Content starts
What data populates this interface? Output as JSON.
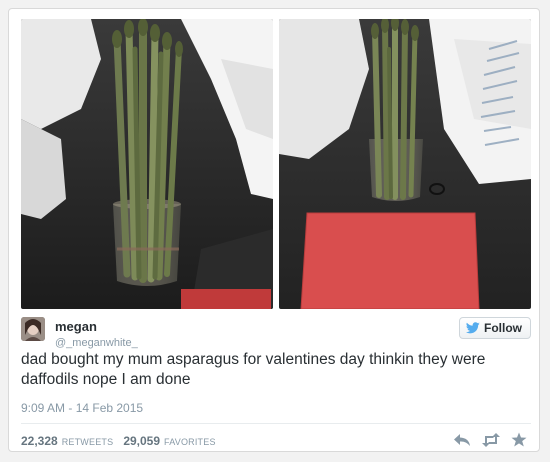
{
  "tweet": {
    "display_name": "megan",
    "handle": "@_meganwhite_",
    "text": "dad bought my mum asparagus for valentines day thinkin they were daffodils nope I am done",
    "timestamp": "9:09 AM - 14 Feb 2015",
    "retweets_count": "22,328",
    "retweets_label": "RETWEETS",
    "favorites_count": "29,059",
    "favorites_label": "FAVORITES",
    "follow_label": "Follow"
  },
  "colors": {
    "brand_blue": "#55acee",
    "text": "#292f33",
    "muted": "#8899a6",
    "envelope_red": "#d94e4e"
  },
  "icons": {
    "follow": "twitter-bird-icon",
    "reply": "reply-icon",
    "retweet": "retweet-icon",
    "favorite": "star-icon"
  }
}
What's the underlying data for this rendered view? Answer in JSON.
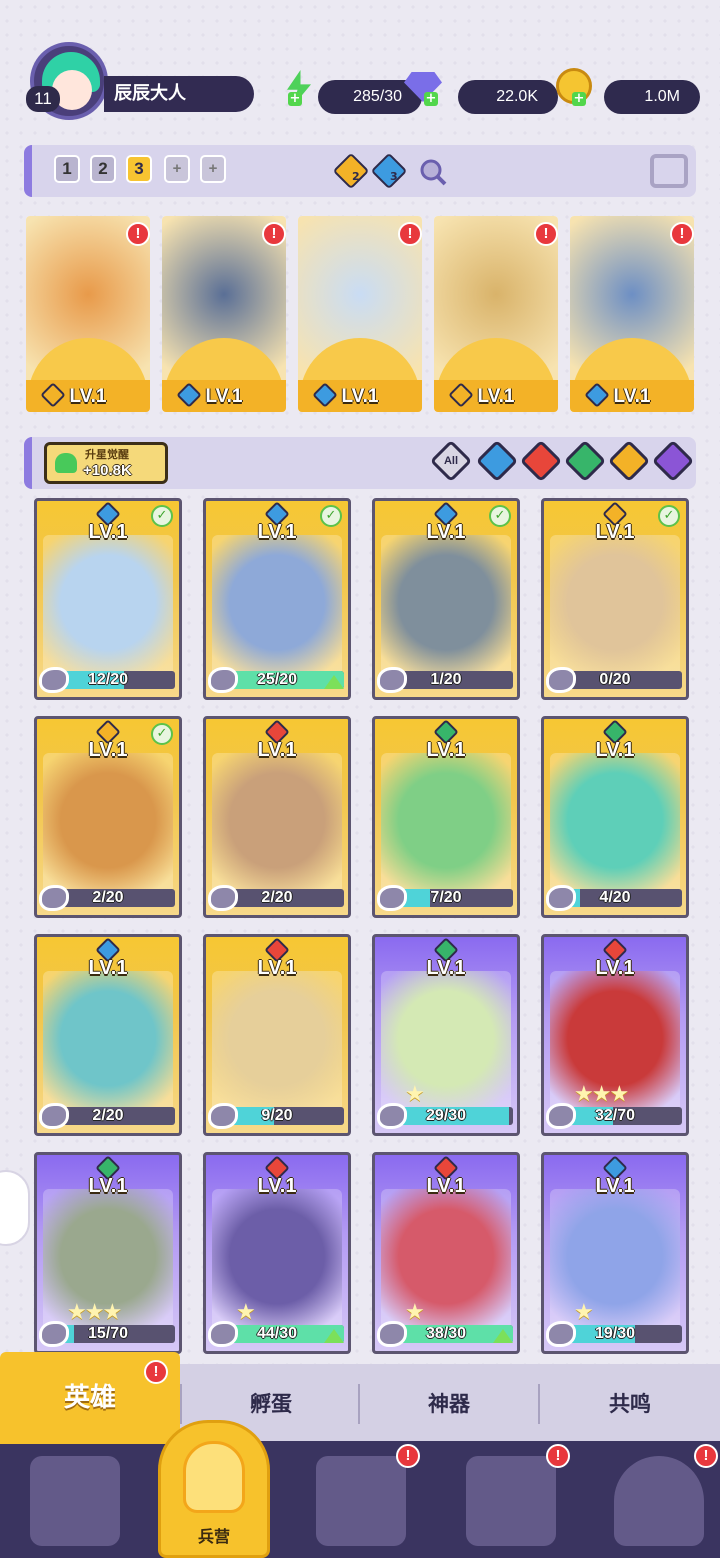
{
  "player": {
    "level": "11",
    "name": "辰辰大人"
  },
  "resources": [
    {
      "name": "energy",
      "icon": "lightning-icon",
      "value": "285/30",
      "color": "#4ed15a"
    },
    {
      "name": "gems",
      "icon": "gem-icon",
      "value": "22.0K",
      "color": "#7a6ee8"
    },
    {
      "name": "coins",
      "icon": "coin-icon",
      "value": "1.0M",
      "color": "#f5c531"
    }
  ],
  "team": {
    "slots": [
      "1",
      "2",
      "3",
      "+",
      "+"
    ],
    "active_slot": "3",
    "element_counts": [
      {
        "icon": "light-element-icon",
        "count": "2",
        "color": "#f3b227"
      },
      {
        "icon": "water-element-icon",
        "count": "3",
        "color": "#3d9be0"
      }
    ],
    "members": [
      {
        "level": "LV.1",
        "element": "light",
        "ecolor": "#f3b227",
        "art": "#e89a4a",
        "alert": "!"
      },
      {
        "level": "LV.1",
        "element": "water",
        "ecolor": "#3d9be0",
        "art": "#5a6f96",
        "alert": "!"
      },
      {
        "level": "LV.1",
        "element": "water",
        "ecolor": "#3d9be0",
        "art": "#c9dcf4",
        "alert": "!"
      },
      {
        "level": "LV.1",
        "element": "light",
        "ecolor": "#f3b227",
        "art": "#d9b36a",
        "alert": "!"
      },
      {
        "level": "LV.1",
        "element": "water",
        "ecolor": "#3d9be0",
        "art": "#6d8fc4",
        "alert": "!"
      }
    ]
  },
  "upgrade": {
    "label": "升星觉醒",
    "value": "+10.8K"
  },
  "filters": [
    {
      "label": "All",
      "color": "#d9d6e3"
    },
    {
      "label": "water",
      "color": "#3d9be0"
    },
    {
      "label": "fire",
      "color": "#e8463a"
    },
    {
      "label": "wind",
      "color": "#37b56a"
    },
    {
      "label": "light",
      "color": "#f3b227"
    },
    {
      "label": "dark",
      "color": "#8b55d6"
    }
  ],
  "heroes": [
    {
      "level": "LV.1",
      "progress": "12/20",
      "ratio": 0.6,
      "element": "water",
      "ecolor": "#3d9be0",
      "tier": "gold",
      "art": "#b8d4ef",
      "check": true,
      "stars": "",
      "up": false
    },
    {
      "level": "LV.1",
      "progress": "25/20",
      "ratio": 1.0,
      "element": "water",
      "ecolor": "#3d9be0",
      "tier": "gold",
      "art": "#8ea9d8",
      "check": true,
      "stars": "",
      "up": true
    },
    {
      "level": "LV.1",
      "progress": "1/20",
      "ratio": 0.05,
      "element": "water",
      "ecolor": "#3d9be0",
      "tier": "gold",
      "art": "#7f8f9c",
      "check": true,
      "stars": "",
      "up": false
    },
    {
      "level": "LV.1",
      "progress": "0/20",
      "ratio": 0.0,
      "element": "light",
      "ecolor": "#f3b227",
      "tier": "gold",
      "art": "#e0c49a",
      "check": true,
      "stars": "",
      "up": false
    },
    {
      "level": "LV.1",
      "progress": "2/20",
      "ratio": 0.1,
      "element": "light",
      "ecolor": "#f3b227",
      "tier": "gold",
      "art": "#d9974c",
      "check": true,
      "stars": "",
      "up": false
    },
    {
      "level": "LV.1",
      "progress": "2/20",
      "ratio": 0.1,
      "element": "fire",
      "ecolor": "#e8463a",
      "tier": "gold",
      "art": "#c9a07a",
      "check": false,
      "stars": "",
      "up": false
    },
    {
      "level": "LV.1",
      "progress": "7/20",
      "ratio": 0.35,
      "element": "wind",
      "ecolor": "#37b56a",
      "tier": "gold",
      "art": "#7fcf86",
      "check": false,
      "stars": "",
      "up": false
    },
    {
      "level": "LV.1",
      "progress": "4/20",
      "ratio": 0.2,
      "element": "wind",
      "ecolor": "#37b56a",
      "tier": "gold",
      "art": "#5ecfb8",
      "check": false,
      "stars": "",
      "up": false
    },
    {
      "level": "LV.1",
      "progress": "2/20",
      "ratio": 0.1,
      "element": "water",
      "ecolor": "#3d9be0",
      "tier": "gold",
      "art": "#6fc5c9",
      "check": false,
      "stars": "",
      "up": false
    },
    {
      "level": "LV.1",
      "progress": "9/20",
      "ratio": 0.45,
      "element": "fire",
      "ecolor": "#e8463a",
      "tier": "gold",
      "art": "#e6cf9a",
      "check": false,
      "stars": "",
      "up": false
    },
    {
      "level": "LV.1",
      "progress": "29/30",
      "ratio": 0.97,
      "element": "wind",
      "ecolor": "#37b56a",
      "tier": "purple",
      "art": "#d4e9b4",
      "check": false,
      "stars": "★",
      "up": false
    },
    {
      "level": "LV.1",
      "progress": "32/70",
      "ratio": 0.46,
      "element": "fire",
      "ecolor": "#e8463a",
      "tier": "purple",
      "art": "#c93a3a",
      "check": false,
      "stars": "★★★",
      "up": false
    },
    {
      "level": "LV.1",
      "progress": "15/70",
      "ratio": 0.21,
      "element": "wind",
      "ecolor": "#37b56a",
      "tier": "purple",
      "art": "#9aa88e",
      "check": false,
      "stars": "★★★",
      "up": false
    },
    {
      "level": "LV.1",
      "progress": "44/30",
      "ratio": 1.0,
      "element": "fire",
      "ecolor": "#e8463a",
      "tier": "purple",
      "art": "#6c5ea8",
      "check": false,
      "stars": "★",
      "up": true
    },
    {
      "level": "LV.1",
      "progress": "38/30",
      "ratio": 1.0,
      "element": "fire",
      "ecolor": "#e8463a",
      "tier": "purple",
      "art": "#d65a6a",
      "check": false,
      "stars": "★",
      "up": true
    },
    {
      "level": "LV.1",
      "progress": "19/30",
      "ratio": 0.63,
      "element": "water",
      "ecolor": "#3d9be0",
      "tier": "purple",
      "art": "#8fa4e8",
      "check": false,
      "stars": "★",
      "up": false
    }
  ],
  "tabs": [
    {
      "label": "英雄",
      "alert": "!"
    },
    {
      "label": "孵蛋"
    },
    {
      "label": "神器"
    },
    {
      "label": "共鸣"
    }
  ],
  "nav": [
    {
      "name": "cards",
      "icon": "cards-icon",
      "alert": ""
    },
    {
      "name": "barracks",
      "icon": "barracks-icon",
      "label": "兵营",
      "alert": ""
    },
    {
      "name": "map",
      "icon": "map-icon",
      "alert": "!"
    },
    {
      "name": "shop",
      "icon": "shop-icon",
      "alert": "!"
    },
    {
      "name": "guild",
      "icon": "guild-icon",
      "alert": "!"
    }
  ]
}
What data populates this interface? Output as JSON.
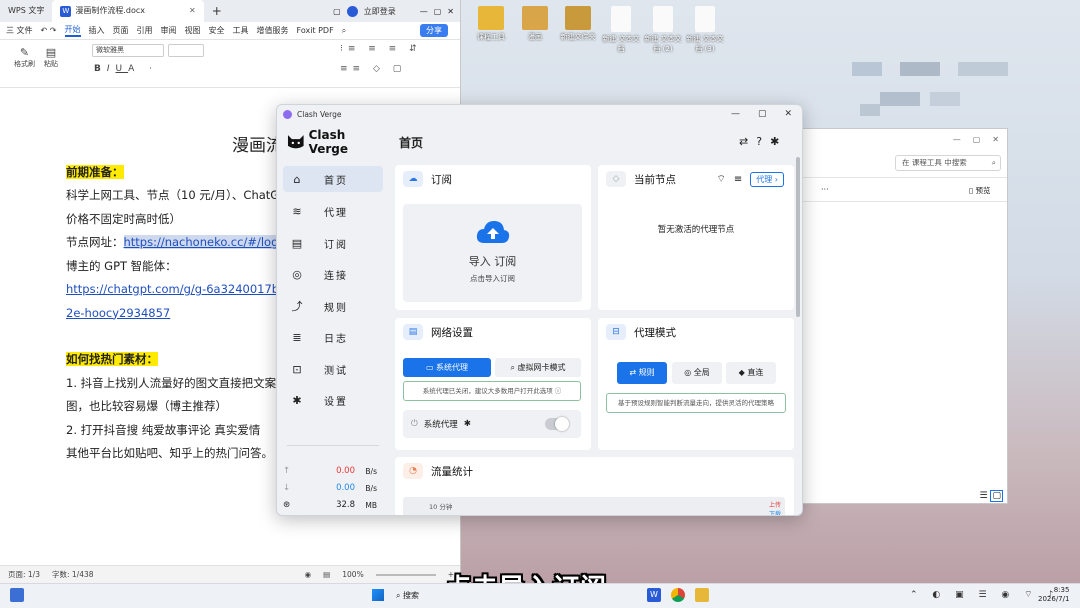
{
  "desktop": {
    "icons": [
      {
        "label": "课程工具"
      },
      {
        "label": "漫画"
      },
      {
        "label": "新建文件夹"
      },
      {
        "label": "新建 文本文档"
      },
      {
        "label": "新建 文本文档 (2)"
      },
      {
        "label": "新建 文本文档 (3)"
      }
    ]
  },
  "wps": {
    "tabs": [
      "WPS 文字",
      "漫画制作流程.docx"
    ],
    "login": "立即登录",
    "menu": [
      "三 文件",
      "开始",
      "插入",
      "页面",
      "引用",
      "审阅",
      "视图",
      "安全",
      "工具",
      "增值服务",
      "Foxit PDF"
    ],
    "share": "分享",
    "ribbon": {
      "format_painter": "格式刷",
      "paste": "粘贴",
      "font": "微软雅黑"
    },
    "doc": {
      "title": "漫画流程讲解",
      "sec1": "前期准备：",
      "p1a": "科学上网工具、节点（10 元/月）、ChatG",
      "p1b": "价格不固定时高时低）",
      "p2_label": "节点网址：",
      "p2_link": "https://nachoneko.cc/#/login",
      "p3": "博主的 GPT 智能体：",
      "p4a": "https://chatgpt.com/g/g-6a3240017b6",
      "p4b": "2e-hoocy2934857",
      "sec2": "如何找热门素材：",
      "p5a": "1. 抖音上找别人流量好的图文直接把文案抄",
      "p5b": "图，也比较容易爆（博主推荐）",
      "p6": "2. 打开抖音搜   纯爱故事评论     真实爱情",
      "p7": "其他平台比如贴吧、知乎上的热门问答。"
    },
    "status": {
      "page": "页面: 1/3",
      "words": "字数: 1/438",
      "zoom": "100%"
    }
  },
  "explorer": {
    "search_placeholder": "在 课程工具 中搜索",
    "preview": "预览"
  },
  "clash": {
    "window_title": "Clash Verge",
    "brand": "Clash Verge",
    "page_title": "首页",
    "nav": [
      {
        "label": "首页",
        "icon": "⌂"
      },
      {
        "label": "代理",
        "icon": "≋"
      },
      {
        "label": "订阅",
        "icon": "▤"
      },
      {
        "label": "连接",
        "icon": "◎"
      },
      {
        "label": "规则",
        "icon": "⤴"
      },
      {
        "label": "日志",
        "icon": "≣"
      },
      {
        "label": "测试",
        "icon": "⊡"
      },
      {
        "label": "设置",
        "icon": "✱"
      }
    ],
    "traffic": {
      "up": "0.00",
      "up_unit": "B/s",
      "down": "0.00",
      "down_unit": "B/s",
      "mem": "32.8",
      "mem_unit": "MB"
    },
    "subscription": {
      "title": "订阅",
      "import": "导入 订阅",
      "hint": "点击导入订阅"
    },
    "current_node": {
      "title": "当前节点",
      "proxy_btn": "代理",
      "empty": "暂无激活的代理节点"
    },
    "network": {
      "title": "网络设置",
      "tab_system": "系统代理",
      "tab_tun": "虚拟网卡模式",
      "notice": "系统代理已关闭，建议大多数用户打开此选项",
      "toggle_label": "系统代理"
    },
    "proxy_mode": {
      "title": "代理模式",
      "modes": [
        "规则",
        "全局",
        "直连"
      ],
      "desc": "基于预设规则智能判断流量走向，提供灵活的代理策略"
    },
    "traffic_stats": {
      "title": "流量统计",
      "range": "10 分钟",
      "up_legend": "上传",
      "down_legend": "下载"
    }
  },
  "taskbar": {
    "search": "搜索",
    "time": "8:35",
    "date": "2026/7/1"
  },
  "caption": "点击导入订阅",
  "colors": {
    "accent": "#1a73e8",
    "upload": "#e53935",
    "download": "#1e88e5"
  }
}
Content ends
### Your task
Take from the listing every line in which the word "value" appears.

### Answer to this problem
      "value": "285/30",
      "value": "22.0K",
      "value": "1.0M",
    "value": "+10.8K"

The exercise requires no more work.